Anouilh uses the chorus in much the wame way as Sophocles did - though with some twists. As in the classical play, the Chorus comments on the action, gives some background information, and sets the tone of the tragedy. Also, like the classical model, he rarely interacts with the other characters, but gives his observations in soliloquy.
Anouilh's Chorus remains generally neutral, whereas in Greek tragedy, the chorus would frequently take sides in the drama, give advice, and react negatively or positively to the action going on around them. Anouilh's chorus does so only a very little.

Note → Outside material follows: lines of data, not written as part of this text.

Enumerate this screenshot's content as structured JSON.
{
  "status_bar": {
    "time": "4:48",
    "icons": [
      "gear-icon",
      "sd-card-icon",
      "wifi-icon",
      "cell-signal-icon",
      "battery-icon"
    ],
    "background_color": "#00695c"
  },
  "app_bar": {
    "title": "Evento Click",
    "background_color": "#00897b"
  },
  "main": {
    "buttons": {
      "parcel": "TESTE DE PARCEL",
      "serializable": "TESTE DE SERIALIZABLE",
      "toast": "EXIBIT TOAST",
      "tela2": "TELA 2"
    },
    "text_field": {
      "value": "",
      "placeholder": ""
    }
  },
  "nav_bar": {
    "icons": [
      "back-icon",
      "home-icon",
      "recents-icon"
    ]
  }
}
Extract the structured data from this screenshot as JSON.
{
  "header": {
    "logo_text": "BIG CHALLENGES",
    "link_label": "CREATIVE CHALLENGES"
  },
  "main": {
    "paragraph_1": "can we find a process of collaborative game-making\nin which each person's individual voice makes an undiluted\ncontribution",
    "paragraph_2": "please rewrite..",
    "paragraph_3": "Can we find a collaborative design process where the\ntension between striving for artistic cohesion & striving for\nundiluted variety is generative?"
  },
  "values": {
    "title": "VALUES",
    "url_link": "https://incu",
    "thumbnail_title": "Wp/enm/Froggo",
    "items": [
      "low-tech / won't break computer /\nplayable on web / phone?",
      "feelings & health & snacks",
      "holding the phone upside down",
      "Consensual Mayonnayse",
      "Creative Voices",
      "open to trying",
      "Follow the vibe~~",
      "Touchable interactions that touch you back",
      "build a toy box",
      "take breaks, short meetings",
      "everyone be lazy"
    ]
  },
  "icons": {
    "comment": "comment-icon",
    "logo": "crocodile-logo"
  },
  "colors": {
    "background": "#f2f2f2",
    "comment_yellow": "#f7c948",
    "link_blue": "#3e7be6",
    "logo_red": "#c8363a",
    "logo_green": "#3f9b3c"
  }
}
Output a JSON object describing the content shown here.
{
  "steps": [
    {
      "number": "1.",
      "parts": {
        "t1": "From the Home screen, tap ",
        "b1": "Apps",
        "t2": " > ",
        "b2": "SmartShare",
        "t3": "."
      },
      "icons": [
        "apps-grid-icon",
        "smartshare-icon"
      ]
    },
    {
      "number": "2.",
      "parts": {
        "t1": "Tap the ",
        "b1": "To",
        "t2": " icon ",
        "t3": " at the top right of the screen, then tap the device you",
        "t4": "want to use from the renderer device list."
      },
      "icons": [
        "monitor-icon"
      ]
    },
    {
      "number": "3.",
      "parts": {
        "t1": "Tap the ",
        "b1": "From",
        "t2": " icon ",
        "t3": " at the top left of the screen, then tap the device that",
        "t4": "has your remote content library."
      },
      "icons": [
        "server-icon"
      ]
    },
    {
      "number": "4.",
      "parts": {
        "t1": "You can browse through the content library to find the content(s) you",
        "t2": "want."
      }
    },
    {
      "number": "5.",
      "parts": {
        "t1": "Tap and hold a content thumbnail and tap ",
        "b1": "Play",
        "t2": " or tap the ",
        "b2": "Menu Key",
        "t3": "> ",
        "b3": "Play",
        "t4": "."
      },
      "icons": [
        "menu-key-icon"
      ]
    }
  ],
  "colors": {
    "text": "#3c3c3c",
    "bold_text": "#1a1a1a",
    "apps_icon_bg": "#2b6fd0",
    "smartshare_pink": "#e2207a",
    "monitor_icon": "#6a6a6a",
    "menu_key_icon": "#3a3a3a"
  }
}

Significanly, the Chorus's two long speeches at the beginning include a commentary on the nature of tragedy, and he predicts the fates of the characters. Such was not so in the classical. This has the effect of emphasizing that this is an old tale retold, not something invented for propaganda purposes. It also prepares the audience for the play that is to come; emhasizing that everyone's fate has been dicided, and yet strongly implying that "fate" is a direct result of character.